Around mid-afternoon on Tuesday, the rain had pushed east and the western suburbs of D.C. began to clear out. The sun shined on intensely stormy skies to the east, providing an excellent show for weather watchers. Rainbows appeared in lingering rain shafts, and a special cloud was seen atop the building cumulus.
— Peter Rhee (@peterrhee) August 13, 2014
Madness, indeed! Fortunately (unfortunately?) that is NOT the polar vortex. It is a pileus cloud, also known as a “cap cloud,” because it caps the top of cumulonimbus clouds. It’s related to the lenticular cloud, which you will often see downwind of mountains or large hills.
Pileus clouds form when strong updrafts push drier air (relative to its surroundings) above cumulus clouds. Pileus are usually the sign of strong storms with fast updrafts. The cumulonimbus that is building below them will often grow right up into the pileus, leaving what looks like a skirt around the stormy clouds.
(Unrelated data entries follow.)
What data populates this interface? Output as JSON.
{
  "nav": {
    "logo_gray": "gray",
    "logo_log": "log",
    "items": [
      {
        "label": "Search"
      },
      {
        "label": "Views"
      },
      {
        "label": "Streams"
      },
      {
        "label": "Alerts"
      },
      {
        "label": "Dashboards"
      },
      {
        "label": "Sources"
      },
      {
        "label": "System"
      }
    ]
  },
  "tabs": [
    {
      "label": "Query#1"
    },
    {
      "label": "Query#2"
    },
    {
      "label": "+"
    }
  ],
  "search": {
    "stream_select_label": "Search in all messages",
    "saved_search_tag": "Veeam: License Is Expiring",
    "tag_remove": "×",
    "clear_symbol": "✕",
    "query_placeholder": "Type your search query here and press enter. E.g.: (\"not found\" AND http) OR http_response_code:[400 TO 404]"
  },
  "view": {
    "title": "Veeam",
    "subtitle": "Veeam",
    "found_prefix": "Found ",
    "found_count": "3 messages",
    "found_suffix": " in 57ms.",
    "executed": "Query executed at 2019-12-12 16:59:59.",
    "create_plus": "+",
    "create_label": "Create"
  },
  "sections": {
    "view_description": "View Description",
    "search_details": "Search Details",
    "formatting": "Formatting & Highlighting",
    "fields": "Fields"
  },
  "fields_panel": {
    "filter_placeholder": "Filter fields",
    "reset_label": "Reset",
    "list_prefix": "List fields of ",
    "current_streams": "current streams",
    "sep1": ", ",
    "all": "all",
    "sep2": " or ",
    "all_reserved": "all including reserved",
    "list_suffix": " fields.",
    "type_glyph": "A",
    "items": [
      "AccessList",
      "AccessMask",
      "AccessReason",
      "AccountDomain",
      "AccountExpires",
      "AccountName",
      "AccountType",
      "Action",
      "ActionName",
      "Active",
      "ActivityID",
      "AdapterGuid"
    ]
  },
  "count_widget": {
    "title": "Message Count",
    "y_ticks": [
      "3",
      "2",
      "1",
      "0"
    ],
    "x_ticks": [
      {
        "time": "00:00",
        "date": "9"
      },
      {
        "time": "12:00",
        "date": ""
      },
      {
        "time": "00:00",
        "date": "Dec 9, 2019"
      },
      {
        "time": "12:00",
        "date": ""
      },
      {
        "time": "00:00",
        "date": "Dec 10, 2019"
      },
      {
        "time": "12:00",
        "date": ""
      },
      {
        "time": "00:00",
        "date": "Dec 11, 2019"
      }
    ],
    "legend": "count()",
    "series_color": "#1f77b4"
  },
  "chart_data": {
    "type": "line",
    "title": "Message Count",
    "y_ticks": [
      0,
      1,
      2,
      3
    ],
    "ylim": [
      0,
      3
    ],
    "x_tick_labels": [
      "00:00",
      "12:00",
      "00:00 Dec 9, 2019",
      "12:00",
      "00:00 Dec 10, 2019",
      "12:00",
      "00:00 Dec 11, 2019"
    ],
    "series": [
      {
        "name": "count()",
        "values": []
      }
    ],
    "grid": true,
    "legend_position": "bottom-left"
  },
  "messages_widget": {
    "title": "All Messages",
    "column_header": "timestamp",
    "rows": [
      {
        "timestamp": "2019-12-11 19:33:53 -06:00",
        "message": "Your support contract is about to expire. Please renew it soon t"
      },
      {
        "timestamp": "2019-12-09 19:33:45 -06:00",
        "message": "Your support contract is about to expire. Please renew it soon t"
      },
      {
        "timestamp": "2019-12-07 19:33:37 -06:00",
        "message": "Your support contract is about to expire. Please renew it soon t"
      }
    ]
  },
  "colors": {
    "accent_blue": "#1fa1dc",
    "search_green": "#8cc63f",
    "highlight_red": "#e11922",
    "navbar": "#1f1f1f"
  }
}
Pileus can also be formed over the ash clouds of volcanic eruptions.
— Nitin Alabur (@nitinalabur) August 13, 2014
— Jeffrey W Comer (@GreenCityDC) August 12, 2014
In addition to the pileus clouds, many rainbows were captured as the rain moved east. First, a rainbow AND pileus!
— Ann Quigley (@AnnMQ) August 12, 2014
— MARAVILHA FEMININA (@madinnnz) August 12, 2014
— Eric Hunsaker (@filmcore) August 12, 2014
— Dan Shanoff (@danshanoff) August 12, 2014
— Amy B. (@classicsixbooks) August 12, 2014
— KatieEsq (@KatieEsq) August 12, 2014
— Tressa Mattingly (@tressairis) August 12, 2014
And a final rainbow peaking from the clouds over the Washington Monument:
— Jen (@jlrpuck) August 12, 2014
Thanks to everyone who sent us photos on social media during the event!